My next step is to streamline the process without sacrificing craftsmanship. One of my strengths as a jewelry artist is that I'm good at engineering and problem solving. It takes persistence and logic and lots of prototypes. Plus a constant conversation between the left and right sides of my brain!

Thursday, March 4, 2010

Synergy2 and my comfort zone

Last week I was at Synergy2, a polymer conference held every two years in Baltimore. I must admit I got more out of it this time than two years ago, simply because I am more comfortable in my work and feel that I am in control of the material, instead of the other way around.

I always like the panel discussions best - and the challenge these wonderful artists throw out to us. Susan Lomuto of DailyArtMuse says it much better that I can - be sure to read her essay on polymer and its evolution as a medium.

My head is still spinning, but I've decided to spend more time working outside my comfort zone. That's hard to do because I make a living at this and it's so easy to fall into a rut - the 'as long as the work sells, keep making it' syndrome. But here goes...

Brooches are new for me and I know they don't sell well at my shows, but what the heck. I now understand why so many art jewelers make them - they're an awesome canvas!

Tuesday, February 2, 2010

Skinner Blend House

When I saw this photo on Chromalab's blog, I just had to chuckle! Polymeristas everywhere will instantly recognize the Skinner Blend, a basic polymer clay technique that creates graduating blends on a pasta machine by combining two or more colors:

(house photo from ReadyMade magazine)

Friday, January 29, 2010

Mexico Inspiration

When traveling back from my yearly Yucatan trip to Hacienda Xcanatun in Merida, I had a couple of hours to kill in that bastion of blatant commercialism that is the Cancun airport. I sought refuge in the one oasis of good taste and awesome style - the Pineda Covalin store. These two designers are inspired by their rich cultural heritage, drawing on the many textile and artistic traditions of their native Mexico. The photos below are modern takes on traditional indigenous designs of the Tehuana, Maya and Huichol people.

Sunday, January 10, 2010

Looking back at 2009

January is a time for reflection, so I thought I'd take a look back at what I accomplished work-wise during 2009. I keep an inventory for bookkeeping purposes, so it's pretty easy to tally my production. It's amazing what 6 to 8 hours a day in the studio four or five days a week can produce! And for every five pieces that make the grade, one goes into the reject jar....

Earrings: Almost 1,000 pairs. And since I make my own earwires, I used over 350 feet of silver wire!

Pendants on chain: 268

Neckwires and necklaces: 126

Yikes, I'd better get crackin' on making stuff for 2010! Happy New Year!

Saturday, January 2, 2010

What I gave myself for Xmas

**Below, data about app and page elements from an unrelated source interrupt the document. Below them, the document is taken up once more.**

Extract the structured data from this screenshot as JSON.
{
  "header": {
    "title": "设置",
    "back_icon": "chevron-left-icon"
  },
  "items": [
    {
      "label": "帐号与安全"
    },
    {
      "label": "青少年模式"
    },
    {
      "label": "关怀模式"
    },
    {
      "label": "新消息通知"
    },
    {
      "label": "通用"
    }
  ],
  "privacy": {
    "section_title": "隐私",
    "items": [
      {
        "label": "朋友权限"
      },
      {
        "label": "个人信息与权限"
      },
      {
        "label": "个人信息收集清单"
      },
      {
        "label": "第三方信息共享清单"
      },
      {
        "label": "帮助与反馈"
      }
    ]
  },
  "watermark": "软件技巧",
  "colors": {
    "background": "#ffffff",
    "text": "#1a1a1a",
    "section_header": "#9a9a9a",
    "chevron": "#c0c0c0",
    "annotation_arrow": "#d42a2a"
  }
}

It's really hard doing over 70 shows a year. Not because it's a heck of a lot of work making stuff, then schlepping stuff, then setting up and breaking down stuff. Not to mention dealing with the elements. It's hard because it is so difficult to restrain from buying half of what I see. At these shows I'm surrounded by truly awesome handmade goods made by wonderful, talented and sharing people (well, 99% of them are wonderful and/or talented). To that end, I kept telling myself all season that if I had a good year, I'd treat myself to a couple of my faves. I did have a good year and I did treat myself!

I've been coveting a SayaStudio bag for a long time. I just adore my beautiful (and practical) new bag in orange, blue and red leather and fabric. I'll take a photo sometime, but here's another one of Saya's bags to get your mouth watering.
The second present to myself is one of Chromalab's signature wall clocks. Can you tell I love orange? Tony and Alicia have the gift of color - their re-purposed furniture and accessories are all light and sunshine. My new clock is now up on my studio wall - time checks have never been so much fun!